‘The 5th Wave’ Review | Teen Dystopia #264
Upon entering the screening of J Blakeson’s new, very-much-a-January-release alien invasion flick The 5th Wave, I was meagerly unaware of Rick Yancey’s eponymous 2013 YA novel on which the film is based. Had I known that The 5th Wave belonged to this ever-growing genre – a genre marked by dull, irresponsible adolescent doomsday fantasies, often peppered with a wholly unwholesome military fetish – this critic would have perhaps been better prepared to consume it.
The 5th Wave, then, comes with its own standardized set of recent-yet-worn clichés about brave teens saving the world, the power of love, and a heroine who, despite a mild charisma deficiency, still manages to find herself torn between two of the hunkiest men on the planet. How will humanity survive an alien onslaught of plague, earthquake, and body-snatching? And will Cassiopeia Sullivan (yes, I’m afraid that is her name) choose her military-trained high school crush or the half-alien bohunk who stops the film dead in its tracks so that he may splash lake water down his bare, rippling abs?

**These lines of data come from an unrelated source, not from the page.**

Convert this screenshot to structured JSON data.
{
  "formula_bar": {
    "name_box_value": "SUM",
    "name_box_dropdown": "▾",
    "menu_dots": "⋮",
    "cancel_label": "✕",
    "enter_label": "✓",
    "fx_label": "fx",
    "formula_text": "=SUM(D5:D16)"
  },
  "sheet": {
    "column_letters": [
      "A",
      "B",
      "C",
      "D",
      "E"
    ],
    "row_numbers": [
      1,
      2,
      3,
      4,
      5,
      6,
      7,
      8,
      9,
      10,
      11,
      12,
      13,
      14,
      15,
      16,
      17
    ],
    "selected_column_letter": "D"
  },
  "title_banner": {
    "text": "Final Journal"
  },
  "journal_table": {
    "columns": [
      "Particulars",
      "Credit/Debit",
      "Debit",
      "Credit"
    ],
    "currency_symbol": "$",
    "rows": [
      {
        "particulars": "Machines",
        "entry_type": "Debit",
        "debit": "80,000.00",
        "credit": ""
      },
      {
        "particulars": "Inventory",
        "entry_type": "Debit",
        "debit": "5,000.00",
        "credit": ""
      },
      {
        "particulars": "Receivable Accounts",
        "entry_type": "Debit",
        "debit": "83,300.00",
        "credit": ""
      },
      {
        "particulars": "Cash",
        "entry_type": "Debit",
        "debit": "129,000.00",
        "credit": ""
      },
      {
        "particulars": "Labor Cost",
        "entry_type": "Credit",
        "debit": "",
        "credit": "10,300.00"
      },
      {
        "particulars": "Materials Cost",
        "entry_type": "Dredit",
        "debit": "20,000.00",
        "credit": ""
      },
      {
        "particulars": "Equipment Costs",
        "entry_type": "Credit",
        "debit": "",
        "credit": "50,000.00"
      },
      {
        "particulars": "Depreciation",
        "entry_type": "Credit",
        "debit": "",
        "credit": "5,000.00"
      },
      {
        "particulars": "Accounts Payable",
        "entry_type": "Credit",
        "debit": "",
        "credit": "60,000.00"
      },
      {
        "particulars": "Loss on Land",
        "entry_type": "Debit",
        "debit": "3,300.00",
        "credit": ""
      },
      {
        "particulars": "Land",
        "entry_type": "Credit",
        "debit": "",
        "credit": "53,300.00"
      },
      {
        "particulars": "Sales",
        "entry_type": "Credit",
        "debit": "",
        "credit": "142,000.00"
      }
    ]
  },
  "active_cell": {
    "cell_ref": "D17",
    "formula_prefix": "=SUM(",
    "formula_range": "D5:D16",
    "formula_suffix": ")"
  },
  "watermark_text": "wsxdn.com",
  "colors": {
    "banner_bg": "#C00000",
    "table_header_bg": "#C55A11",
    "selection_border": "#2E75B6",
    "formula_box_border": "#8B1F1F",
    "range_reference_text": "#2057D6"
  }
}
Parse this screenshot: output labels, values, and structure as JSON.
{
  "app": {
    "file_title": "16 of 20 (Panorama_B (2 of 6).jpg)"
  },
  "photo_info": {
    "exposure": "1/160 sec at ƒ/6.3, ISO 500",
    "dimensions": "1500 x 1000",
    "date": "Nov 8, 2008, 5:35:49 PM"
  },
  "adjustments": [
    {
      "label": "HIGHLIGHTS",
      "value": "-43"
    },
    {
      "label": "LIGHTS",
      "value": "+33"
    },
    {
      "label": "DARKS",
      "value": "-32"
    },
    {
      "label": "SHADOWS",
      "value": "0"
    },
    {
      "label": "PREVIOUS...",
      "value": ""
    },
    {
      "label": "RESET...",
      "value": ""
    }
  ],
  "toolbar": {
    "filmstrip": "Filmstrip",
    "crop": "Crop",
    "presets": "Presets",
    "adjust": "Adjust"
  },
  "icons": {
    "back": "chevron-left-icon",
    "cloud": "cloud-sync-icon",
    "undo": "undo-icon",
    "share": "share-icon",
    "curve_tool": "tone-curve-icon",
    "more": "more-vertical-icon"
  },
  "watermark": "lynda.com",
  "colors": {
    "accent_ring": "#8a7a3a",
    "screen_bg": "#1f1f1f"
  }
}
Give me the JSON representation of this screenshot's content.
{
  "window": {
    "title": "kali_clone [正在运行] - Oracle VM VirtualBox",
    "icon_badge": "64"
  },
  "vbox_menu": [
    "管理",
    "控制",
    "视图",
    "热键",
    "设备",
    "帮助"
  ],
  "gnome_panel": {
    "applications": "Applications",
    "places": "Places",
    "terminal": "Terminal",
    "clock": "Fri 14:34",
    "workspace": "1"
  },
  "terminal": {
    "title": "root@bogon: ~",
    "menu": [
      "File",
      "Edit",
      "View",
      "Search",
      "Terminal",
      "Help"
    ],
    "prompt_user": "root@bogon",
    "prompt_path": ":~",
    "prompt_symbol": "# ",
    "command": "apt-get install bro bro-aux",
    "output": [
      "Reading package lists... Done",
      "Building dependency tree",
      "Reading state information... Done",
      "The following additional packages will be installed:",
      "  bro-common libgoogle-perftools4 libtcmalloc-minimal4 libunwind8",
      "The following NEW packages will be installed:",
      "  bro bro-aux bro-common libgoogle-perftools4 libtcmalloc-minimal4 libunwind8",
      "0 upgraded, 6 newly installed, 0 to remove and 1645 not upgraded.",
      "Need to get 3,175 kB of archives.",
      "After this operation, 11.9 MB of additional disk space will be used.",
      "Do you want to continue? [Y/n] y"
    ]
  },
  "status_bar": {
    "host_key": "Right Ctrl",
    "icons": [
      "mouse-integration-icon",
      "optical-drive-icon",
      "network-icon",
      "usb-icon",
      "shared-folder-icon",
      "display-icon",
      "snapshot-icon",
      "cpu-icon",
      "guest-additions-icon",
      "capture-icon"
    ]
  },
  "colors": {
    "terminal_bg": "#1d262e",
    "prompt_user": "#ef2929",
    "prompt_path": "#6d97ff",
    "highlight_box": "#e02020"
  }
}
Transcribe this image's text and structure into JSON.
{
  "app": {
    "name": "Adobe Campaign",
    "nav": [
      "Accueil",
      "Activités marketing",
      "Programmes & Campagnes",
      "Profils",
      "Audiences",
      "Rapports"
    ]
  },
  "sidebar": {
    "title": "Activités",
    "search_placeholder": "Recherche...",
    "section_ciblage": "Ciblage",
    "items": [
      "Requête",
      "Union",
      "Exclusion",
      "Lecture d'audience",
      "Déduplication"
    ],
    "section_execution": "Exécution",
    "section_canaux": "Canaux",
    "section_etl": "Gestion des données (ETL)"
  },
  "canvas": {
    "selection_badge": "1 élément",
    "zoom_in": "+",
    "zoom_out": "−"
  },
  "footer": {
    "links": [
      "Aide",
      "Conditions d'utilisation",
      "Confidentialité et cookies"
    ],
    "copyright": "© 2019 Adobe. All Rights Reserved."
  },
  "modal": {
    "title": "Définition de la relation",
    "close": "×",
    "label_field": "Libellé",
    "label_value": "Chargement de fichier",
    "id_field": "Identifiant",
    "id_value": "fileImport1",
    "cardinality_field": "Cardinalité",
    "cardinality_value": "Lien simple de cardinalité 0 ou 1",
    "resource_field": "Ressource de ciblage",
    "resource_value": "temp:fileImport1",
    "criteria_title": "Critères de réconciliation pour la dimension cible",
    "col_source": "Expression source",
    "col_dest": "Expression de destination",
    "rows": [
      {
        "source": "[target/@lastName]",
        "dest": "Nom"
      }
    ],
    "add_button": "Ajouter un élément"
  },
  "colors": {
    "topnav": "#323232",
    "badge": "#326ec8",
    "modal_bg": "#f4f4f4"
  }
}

Cassie is played by Chloë Grace Moretz, who, bless her heart, tries to infuse her character with a goodly dose of human vulnerability. Cassie bears witness to a gentle alien invasion wherein the aliens, nicknamed The Others, attempt to wipe out humanity with a mounting series of destruction waves. The first wave is a device that shuts off all the world’s machines (including car’s brakes, although guns seem unharmed). The second wave is a series of earthquakes and tidal waves that take out all the coastal cities (“I can only imagine what happened to the bigger cities” Cassie gravely intones, but then the audience is promptly treated to a lovely SFX sequence wherein Miami bites the dust). The third wave is a super plague. And the fourth wave is out-and-out body snatching.
The 5th Wave then cuts back and forth between two stories. In one, Cassie goes on the lam, hiding from aliens and shooting people out of fear. She eventually falls in with a superduper-handsome farmboy (Alex Roe) who bars all the trappings of the Flawless Rescue Stud; he can chop wood, tend to her wounds, survive in the wilderness, fight like a kung-fu master, and looks dash sexy with his shirt off. He’ll later reveal that she is just plain special, and the mere act of seeing her – sweet, blonde and vulnerable – did something profound to his insides. Yawn.
Meanwhile, Ben, a.k.a., Zombie (Nick Robinson) is drafted into an 17-and-under battalion of alien fighters, where he is trained to shoot body snatchers. Why kids? The body snatchers have a tougher time infecting the young. He falls in with a military general (Liev Schreiber), a heavily made-up ballbuster (a nearly unrecognizable Maria Bello), and a kick-ass guff-reflecting Goth named Ringer (Maika Monroe). Ben learns that being a gun-toter is cool, and the film has no sense of satire or irony depicting scene after scene of 7-year-olds firing AK-47s.
Eventually Cassie will be standing in a room with both Ben and her Übermensch farmboy. Despite being set upon by evil alien attackers, she’ll still have a moment of sexual astonishment that she has her pick of hunks.
Like many of recent YA movies, The 5th Wave possesses an unsavory pro-military message for kids; too many recent films have argued in favor of lockstep military training and a very particular brand of unfeeling violence as the only outlets for any and all vague teenage angst. I understand the subversive appeal of a kids-vs.-adults setup, and the transformation of oppressive adult figures into an easily combatable invading alien force can indeed be cathartic (see: The Faculty), but surely there are cleverer ways to indulge in those fantasies than what The 5th Wave presents.
But more frustrating than everyone-loves-me angle or the murder-is-good-for-you angle is the ever-frustrating sequel baiting. We live in an era where any and every mainstream blockbuster feels like the pilot episode of an ongoing series, and no story can ever conclude in any sort of satisfying way (Even the most recent Star Wars film suffered from this syndrome to an extent). This means that The 5th Wave ends before the 3rd act, and the characters have only accomplished a single minor task. There was a time when exploitation sci-fi teen flicks like The 5th Wave were 89-minute, R-rated cheapies that played in few theaters. There is more money in the new model. There was more fun in the old.
Top Image: Columbia
Witney Seibold is a contributor to the CraveOnline Film Channel, and co-host of The B-Movies Podcast. He also contributes to Legion of Leia, and Blumhouse. You can follow him on “Twitter” at @WitneySeibold, where he is slowly losing his mind.